by Vihari-Lala Mitra | 1891 | 1,121,132 words | ISBN-10: 8171101519
The English translation of the Yoga-vasistha: a Hindu philosophical and spiritual text written by sage Valmiki from an Advaita-vedanta perspective. The book contains epic narratives similar to puranas and chronologically precedes the Ramayana. The Yoga-vasistha is believed by some Hindus to answer all the questions that arise in the human mind, an...
Argument:—Ignorance which is the cause of worldly desire, flies with loss of wishes.
Hear me, O great prince! now explain to you the meaning of the story of the vindhyan elephant, which will be as useful as it will appear wonderful to you.
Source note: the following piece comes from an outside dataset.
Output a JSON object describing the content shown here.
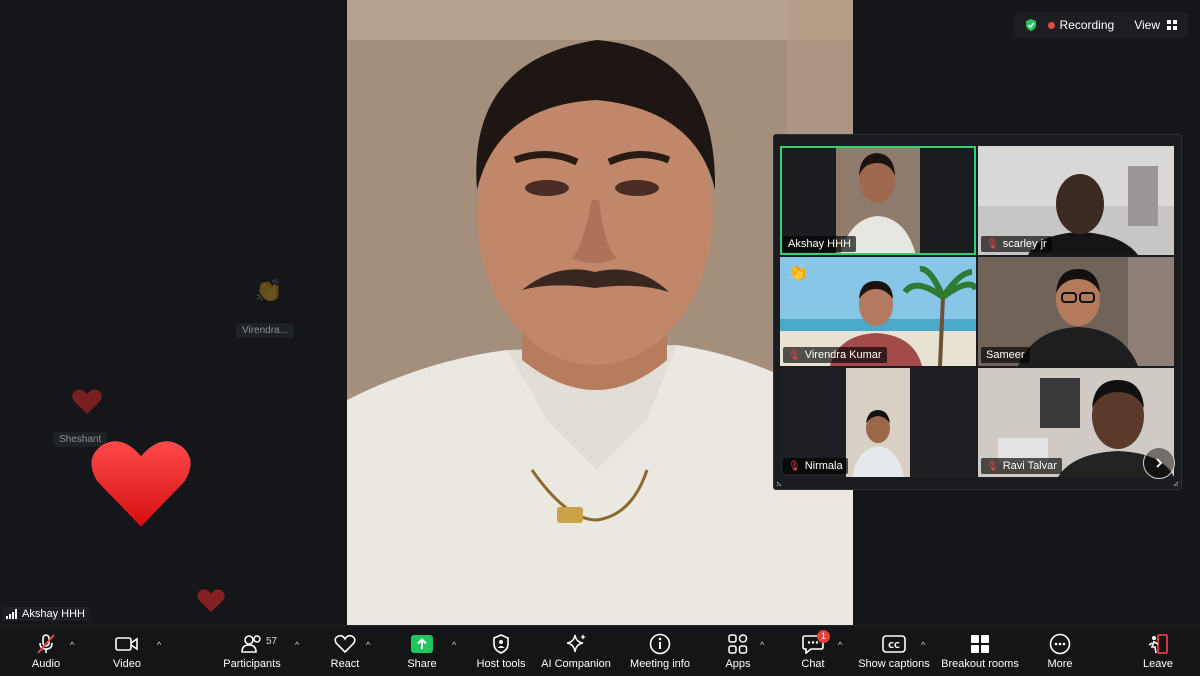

2. That elephant of the vindhyan range, is thy very self in this forest; and his two strong tusks are no other than the two virtues of reasoning and resignation, on which you lay your strength. (Viveka and vairagya i.e. reason and resignation are the most potent arms of men).
3. The hunter that was the enemy of the elephant and waylaid him in his free rambles, is the personification of that great ignorance, which hath laid hold of thee for thy misery only.
4. Even the strong is foiled by weak, and lead from one danger to another and from woe to woe; as the strong elephant was led to by the weak huntsman, and as you O mighty prince! are exposed by your imbecile ignorance in this forest.
5. As the mighty elephant was caught in the strong iron chain, so are you held fast in the snare of your desire (of a future reward); which has brought all this calamity on you.
6. The expectation of man is the iron chain, that is stronger and harder and more durable than the other; the iron rusts and wastes away in time, but our expectations rise high and hold us faster.
7. As it was in the hostility of the huntsman, that he marked the elephant by his remaining unseen in his hiding place, so thy ignorance which lurks after thee, marks thee for his prey from a distance.
8. As the elephant broke the bonds of the iron chains of his enemy, so have you broken asunder the ties of your peaceful reign and the bonds of your royalty and enjoyments.
9. It is sometimes possible, O pious prince! to break down the bonds of iron fetters; but is impossible, O holy prince, to put a stop to our growing desires and fond expectations.
10. As the huntsman that had caught the elephant in the trap, fell down himself from on high to the ground;so was thy ignorance also levelled to the ground, seeing thee deprived of thy royalty and all thy former dignity. (The pride and ignorance of a man sinks down with his misfortune).
11. When the man who is disgusted with the world, wants to relinquish his desire of enjoyment, he makes his ignorance tremble in himself, as the demon that dwells on a tree, quakes with fear when the tree is felled.
12. When the self-resigned man, remains devoid of his desire for temporal enjoyments; he bids farewell to his ignorance, which quits him as the demon departs from the fallen tree.
13. A man getting rid of his animal gratifications, demolishes the abode of his ignorance from the mind; as a woodcutter destroys the bird-nests of the tree, which he has sawn or cut down on the ground.
14. You have no doubt put down your ignorance, by your resignation of royalty and resorting to this forest; your mind is of course cast down by it, but it is not yet destroyed by the sword of your resignation. (A cast down or sunken spirit or mind is not really killed, but revives and lives again in time).
15. It rises again and gains renewed strength and minding its former defeat, it has at last over powered on you by confining you in this wilderness; and restraining you in the painful dungeon of your false asceticism.
16. If you can but now kill your fallen ignorance in any way, it will not be able to destroy you at once in your rigorous penance; though it has reduced you to this plight by your abdication of royalty.
17. The ditch that the huntsman had dug to circumvent the elephant, is verily this painful pit of austerity, which thy ignorance has scooped to enthral you in.
18. The many provisions and supplies with which the huntsman had filled the hollow, in order to entice the elephant; are the very many expectations of future reward, which your ignorance presents before you, as the recompense of your penitence.
19. O prince, though you are not the witless elephant (gaja-murkha); yet you are not unlike the same, by your being cast in this forest by your incorrigible ignorance.
20. The ditch of the elephant, was verily filled with the tender plants and leaves for the fodder of the elephant; but your cave is full of rigorous austerities, which no humanity can bear or tolerate.
21. You are still encaged in this prison house of the ascetic's cell, and doomed to undergo all the imaginative torments of your penance and martyrdom. You verily resemble the fallen Bali, that is confined in his subterranean cell.
22. You are no doubt the empty headed elephant, that art fast bound in the chain of false rigours, and incarcerated in this cave of your ignorance; thus I have given the full exposition of the parable of the elephant of Vindhyan mountain, and now glean the best lesson for thyself from this.